Japanese game developers have proven that if any country loves the Devil, it is Japan. Judeo-Christian demons or their analogs have been thwarting players from 1985's Ghosts 'n' Goblins to modern-day series like Devil May Cry. The Castlevania series has Dracula as its antagonist, who not only hob-nobs with foes like Beelzebub and the Grim Reaper but has a Romanian name that translates to "Son of the Devil." Ignition Entertainment recently announced its latest game would be El Shaddai: Ascension of the Metatron, a game that pits the player against fallen angels and is based around a book from the Old Testament. And just about every Japanese role-playing game features its own spin on the Biblical God versus Satan story.
But where did this fascination with Western religion come from? Very few Western games incorporate Japanese myths, so what do the Devil and Christian lore add to these games that Japanese culture does not? While some of its popularity can be attributed to the success of Western-developed RPGs such as Ultima and Wizardry in Japan, the Devil, and Christianity itself, also offers something that traditional Japanese legends and stories often lack - an epic struggle between good and evil. What's even more interesting is how Japan has spun that story to fit its own history.
Much of our civilization is based off the traditions and societies of medieval Christian rulers. They themselves were influenced by the stories of the Bible, one of the cruxes of which is the struggle between good and evil, salvation and damnation. In contrast is Shinto, generally accepted as the oldest belief system of Japan. One of the most important differences between Christianity and Shinto is that Shinto does not focus on the personal relationship between humans and a god and does not have a central dogma for its adherents to follow.
Shinto is based around the concept of "kami," spirits that share the world with humanity and can appear as rocks, rain, animals and other aspects of the natural world. In the Shinto world, even the smallest object may have a spirit, making it just as much a part of the world as humans. Mankind is not innately better than anything else in his environment, as opposed to Christianity where God gives humanity dominion over the creatures of the air, sea and "every creeping thing that creeps upon the earth."

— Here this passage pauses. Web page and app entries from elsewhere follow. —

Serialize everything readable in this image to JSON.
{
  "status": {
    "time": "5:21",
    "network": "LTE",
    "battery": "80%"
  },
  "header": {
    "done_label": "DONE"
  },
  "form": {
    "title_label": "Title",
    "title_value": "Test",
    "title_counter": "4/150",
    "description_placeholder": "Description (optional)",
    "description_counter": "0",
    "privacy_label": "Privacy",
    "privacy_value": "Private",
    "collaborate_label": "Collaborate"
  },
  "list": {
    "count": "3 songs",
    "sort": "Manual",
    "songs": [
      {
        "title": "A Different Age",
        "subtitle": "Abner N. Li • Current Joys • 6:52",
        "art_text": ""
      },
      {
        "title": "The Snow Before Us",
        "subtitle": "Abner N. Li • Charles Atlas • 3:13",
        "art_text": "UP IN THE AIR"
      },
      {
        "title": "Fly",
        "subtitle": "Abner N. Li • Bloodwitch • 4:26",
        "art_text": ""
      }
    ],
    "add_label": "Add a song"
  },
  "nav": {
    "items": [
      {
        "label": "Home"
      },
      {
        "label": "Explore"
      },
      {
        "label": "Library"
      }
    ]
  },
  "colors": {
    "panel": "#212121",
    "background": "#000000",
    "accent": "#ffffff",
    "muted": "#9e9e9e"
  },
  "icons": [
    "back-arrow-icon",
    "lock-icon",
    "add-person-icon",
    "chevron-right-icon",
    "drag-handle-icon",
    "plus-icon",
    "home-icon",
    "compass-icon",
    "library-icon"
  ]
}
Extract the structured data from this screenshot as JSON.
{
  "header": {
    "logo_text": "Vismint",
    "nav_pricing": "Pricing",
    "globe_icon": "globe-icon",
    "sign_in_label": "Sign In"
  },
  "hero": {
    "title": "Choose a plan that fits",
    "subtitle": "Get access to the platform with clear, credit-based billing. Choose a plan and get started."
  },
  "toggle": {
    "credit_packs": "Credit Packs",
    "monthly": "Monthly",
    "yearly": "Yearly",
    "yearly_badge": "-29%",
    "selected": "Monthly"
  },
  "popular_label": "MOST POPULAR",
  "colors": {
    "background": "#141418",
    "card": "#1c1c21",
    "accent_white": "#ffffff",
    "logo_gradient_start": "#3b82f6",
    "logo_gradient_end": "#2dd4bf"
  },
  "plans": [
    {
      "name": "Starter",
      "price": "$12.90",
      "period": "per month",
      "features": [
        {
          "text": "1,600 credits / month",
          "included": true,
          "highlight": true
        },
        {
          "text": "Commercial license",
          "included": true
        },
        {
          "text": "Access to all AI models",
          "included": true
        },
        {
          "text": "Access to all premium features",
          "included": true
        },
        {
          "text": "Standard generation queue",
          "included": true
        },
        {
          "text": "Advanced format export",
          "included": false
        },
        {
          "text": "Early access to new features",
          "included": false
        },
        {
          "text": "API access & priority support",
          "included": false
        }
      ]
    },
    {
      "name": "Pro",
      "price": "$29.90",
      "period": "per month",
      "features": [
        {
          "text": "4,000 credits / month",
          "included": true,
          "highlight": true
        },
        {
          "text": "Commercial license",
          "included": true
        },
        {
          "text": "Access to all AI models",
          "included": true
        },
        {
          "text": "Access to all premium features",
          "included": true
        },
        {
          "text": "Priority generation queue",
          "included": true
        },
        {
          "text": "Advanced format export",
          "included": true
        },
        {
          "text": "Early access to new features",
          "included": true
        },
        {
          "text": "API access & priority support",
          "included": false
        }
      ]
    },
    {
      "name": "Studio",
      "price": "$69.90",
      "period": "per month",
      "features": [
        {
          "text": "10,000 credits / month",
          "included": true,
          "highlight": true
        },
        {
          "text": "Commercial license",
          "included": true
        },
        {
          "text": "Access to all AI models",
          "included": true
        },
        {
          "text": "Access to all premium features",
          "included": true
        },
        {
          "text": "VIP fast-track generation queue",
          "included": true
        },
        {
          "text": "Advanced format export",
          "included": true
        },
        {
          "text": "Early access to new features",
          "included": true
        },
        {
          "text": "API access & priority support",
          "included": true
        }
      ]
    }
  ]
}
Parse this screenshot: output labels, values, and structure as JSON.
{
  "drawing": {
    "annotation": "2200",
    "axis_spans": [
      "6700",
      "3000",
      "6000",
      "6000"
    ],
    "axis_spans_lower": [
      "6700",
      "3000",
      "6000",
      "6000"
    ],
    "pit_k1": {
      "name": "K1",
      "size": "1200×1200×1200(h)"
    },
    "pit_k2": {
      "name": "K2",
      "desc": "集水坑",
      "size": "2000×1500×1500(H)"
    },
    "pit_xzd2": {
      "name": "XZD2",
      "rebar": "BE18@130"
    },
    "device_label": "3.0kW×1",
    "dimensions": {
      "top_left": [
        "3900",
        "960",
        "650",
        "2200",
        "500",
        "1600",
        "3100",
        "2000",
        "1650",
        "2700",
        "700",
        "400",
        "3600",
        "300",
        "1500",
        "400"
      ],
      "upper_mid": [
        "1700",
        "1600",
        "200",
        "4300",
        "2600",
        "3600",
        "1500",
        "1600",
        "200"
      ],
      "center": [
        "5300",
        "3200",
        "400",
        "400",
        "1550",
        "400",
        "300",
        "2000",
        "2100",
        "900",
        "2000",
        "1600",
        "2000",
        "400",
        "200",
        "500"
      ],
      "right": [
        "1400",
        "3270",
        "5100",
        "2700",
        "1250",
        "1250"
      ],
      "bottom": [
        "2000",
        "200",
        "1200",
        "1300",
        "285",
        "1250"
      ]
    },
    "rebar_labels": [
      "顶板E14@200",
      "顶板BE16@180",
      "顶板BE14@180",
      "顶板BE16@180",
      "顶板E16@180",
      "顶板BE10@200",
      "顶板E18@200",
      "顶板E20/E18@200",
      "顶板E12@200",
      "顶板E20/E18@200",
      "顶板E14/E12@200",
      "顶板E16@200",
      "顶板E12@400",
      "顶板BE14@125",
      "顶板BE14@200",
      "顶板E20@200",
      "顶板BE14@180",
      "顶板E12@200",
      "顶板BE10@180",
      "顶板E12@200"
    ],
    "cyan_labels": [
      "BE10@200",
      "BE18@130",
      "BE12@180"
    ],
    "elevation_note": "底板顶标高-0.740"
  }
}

Another good example of the differences between the two religions can be found in their creation stories. Christianity has God creating the heavens and the Earth in six days, creating a garden and creating man and woman, who ultimately give in to the temptation offered by Satan. Shinto has the husband and wife deities Izanagi and Izanami creating the world and Izanami giving birth to many of the world's spirits. When Izanami ultimately dies in childbirth, Izanagi descends to the underworld to bring her back, but upon seeing her and realizing she is a rotting corpse, he flees and seals the entrance to the underworld with a boulder. Izanami, enraged, declares she will claim 1000 of Earth's creatures every day, to which her husband replies that he shall create 1500.